__Problem to solve__.
Lines containing the word "true" are the ones to copy from the records below.

__Records for this exercise__.

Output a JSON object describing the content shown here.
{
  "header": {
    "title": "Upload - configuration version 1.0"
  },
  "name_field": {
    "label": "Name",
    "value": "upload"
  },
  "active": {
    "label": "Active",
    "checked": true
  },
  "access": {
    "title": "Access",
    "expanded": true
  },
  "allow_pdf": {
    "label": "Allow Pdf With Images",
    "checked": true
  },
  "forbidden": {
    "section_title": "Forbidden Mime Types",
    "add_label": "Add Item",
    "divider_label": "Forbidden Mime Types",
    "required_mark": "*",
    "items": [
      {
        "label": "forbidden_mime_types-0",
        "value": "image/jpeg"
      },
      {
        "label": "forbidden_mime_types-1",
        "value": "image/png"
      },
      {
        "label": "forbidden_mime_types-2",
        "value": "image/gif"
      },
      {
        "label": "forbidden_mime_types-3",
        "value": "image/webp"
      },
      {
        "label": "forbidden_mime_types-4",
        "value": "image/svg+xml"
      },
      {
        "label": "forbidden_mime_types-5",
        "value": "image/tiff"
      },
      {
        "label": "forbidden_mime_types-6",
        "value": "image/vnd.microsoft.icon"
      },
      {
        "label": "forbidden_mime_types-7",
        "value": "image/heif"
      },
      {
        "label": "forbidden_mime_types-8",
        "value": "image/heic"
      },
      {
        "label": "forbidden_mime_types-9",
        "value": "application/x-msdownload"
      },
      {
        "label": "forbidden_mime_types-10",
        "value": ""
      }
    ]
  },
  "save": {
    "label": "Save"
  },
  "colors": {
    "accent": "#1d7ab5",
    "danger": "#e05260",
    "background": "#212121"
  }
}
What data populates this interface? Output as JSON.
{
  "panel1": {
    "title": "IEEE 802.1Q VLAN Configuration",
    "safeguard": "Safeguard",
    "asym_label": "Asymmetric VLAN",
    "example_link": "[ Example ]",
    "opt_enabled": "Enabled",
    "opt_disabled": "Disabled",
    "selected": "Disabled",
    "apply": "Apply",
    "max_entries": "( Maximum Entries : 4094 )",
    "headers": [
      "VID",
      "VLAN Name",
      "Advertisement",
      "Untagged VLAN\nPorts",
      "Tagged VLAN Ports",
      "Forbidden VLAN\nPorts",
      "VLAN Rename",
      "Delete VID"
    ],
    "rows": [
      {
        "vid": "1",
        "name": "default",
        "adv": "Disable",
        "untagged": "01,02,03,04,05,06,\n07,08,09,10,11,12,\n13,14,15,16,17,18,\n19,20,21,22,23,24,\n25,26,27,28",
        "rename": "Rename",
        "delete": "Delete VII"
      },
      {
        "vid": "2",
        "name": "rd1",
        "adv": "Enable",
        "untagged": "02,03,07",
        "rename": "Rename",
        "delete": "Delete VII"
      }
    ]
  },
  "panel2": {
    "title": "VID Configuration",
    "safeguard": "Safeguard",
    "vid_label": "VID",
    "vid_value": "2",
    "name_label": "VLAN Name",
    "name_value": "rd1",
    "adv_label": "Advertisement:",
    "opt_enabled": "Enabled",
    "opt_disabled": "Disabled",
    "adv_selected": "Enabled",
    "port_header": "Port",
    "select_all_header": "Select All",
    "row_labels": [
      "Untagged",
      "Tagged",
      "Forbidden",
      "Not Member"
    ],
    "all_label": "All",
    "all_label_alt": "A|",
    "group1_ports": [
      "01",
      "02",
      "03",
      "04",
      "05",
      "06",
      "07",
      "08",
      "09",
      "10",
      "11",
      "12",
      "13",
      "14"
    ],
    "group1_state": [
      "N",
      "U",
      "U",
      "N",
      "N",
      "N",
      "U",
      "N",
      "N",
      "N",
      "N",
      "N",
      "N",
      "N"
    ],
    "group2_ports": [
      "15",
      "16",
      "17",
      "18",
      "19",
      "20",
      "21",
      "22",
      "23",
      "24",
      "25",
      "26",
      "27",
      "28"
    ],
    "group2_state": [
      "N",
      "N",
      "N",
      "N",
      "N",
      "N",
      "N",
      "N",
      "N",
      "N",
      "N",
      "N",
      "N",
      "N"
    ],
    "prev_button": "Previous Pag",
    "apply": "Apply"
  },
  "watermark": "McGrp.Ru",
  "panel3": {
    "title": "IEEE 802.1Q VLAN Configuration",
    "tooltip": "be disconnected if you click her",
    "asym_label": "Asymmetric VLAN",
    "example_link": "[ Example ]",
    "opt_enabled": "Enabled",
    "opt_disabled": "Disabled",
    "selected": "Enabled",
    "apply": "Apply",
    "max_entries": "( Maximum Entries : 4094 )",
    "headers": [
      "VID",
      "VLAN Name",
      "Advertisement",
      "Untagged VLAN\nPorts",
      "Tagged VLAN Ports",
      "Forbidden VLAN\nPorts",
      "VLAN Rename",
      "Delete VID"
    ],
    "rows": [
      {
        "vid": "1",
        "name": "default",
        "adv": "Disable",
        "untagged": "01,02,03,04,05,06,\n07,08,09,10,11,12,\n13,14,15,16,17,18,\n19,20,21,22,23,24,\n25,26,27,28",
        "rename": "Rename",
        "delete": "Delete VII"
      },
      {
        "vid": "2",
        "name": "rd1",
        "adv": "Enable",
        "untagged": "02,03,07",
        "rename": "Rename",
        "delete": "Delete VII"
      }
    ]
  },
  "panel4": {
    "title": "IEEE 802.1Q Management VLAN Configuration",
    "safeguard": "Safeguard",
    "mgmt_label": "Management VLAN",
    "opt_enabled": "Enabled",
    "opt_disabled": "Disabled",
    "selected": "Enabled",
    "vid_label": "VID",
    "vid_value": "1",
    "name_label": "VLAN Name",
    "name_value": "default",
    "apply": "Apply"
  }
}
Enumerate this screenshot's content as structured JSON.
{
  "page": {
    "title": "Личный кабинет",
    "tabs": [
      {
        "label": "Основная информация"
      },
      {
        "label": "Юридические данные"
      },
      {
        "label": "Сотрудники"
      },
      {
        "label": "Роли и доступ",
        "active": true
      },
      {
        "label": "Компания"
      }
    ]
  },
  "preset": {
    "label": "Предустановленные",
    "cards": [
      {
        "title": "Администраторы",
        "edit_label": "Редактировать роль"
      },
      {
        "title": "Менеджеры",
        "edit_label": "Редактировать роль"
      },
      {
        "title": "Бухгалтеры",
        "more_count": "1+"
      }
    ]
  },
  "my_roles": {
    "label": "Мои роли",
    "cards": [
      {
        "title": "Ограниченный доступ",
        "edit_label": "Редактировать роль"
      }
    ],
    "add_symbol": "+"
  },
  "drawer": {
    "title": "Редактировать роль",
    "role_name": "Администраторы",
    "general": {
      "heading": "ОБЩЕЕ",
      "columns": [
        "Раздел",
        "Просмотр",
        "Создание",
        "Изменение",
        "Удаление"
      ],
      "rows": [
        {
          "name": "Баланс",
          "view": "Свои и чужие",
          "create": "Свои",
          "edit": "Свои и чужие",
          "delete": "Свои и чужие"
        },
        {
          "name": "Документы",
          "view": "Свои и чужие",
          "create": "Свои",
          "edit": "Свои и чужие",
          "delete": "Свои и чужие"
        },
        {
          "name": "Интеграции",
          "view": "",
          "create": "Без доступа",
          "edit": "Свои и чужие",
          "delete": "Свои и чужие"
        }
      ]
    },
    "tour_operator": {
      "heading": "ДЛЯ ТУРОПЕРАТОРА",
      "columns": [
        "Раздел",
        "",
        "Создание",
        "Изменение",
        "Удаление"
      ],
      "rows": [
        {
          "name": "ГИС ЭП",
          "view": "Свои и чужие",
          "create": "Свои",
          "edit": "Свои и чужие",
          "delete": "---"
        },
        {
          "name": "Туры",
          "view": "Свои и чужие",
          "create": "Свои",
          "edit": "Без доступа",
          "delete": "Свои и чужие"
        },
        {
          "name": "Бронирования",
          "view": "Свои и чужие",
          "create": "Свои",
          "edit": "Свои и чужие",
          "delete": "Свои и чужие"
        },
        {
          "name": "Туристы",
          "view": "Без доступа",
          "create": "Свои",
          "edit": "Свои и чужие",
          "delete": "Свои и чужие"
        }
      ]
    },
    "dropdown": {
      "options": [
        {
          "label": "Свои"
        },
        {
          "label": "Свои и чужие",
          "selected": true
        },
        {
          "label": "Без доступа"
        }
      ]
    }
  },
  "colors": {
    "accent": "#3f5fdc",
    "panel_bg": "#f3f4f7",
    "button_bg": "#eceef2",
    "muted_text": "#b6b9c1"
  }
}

__Answer below__.
    "checked": true
    "expanded": true
    "checked": true
        "active": true
          "selected": true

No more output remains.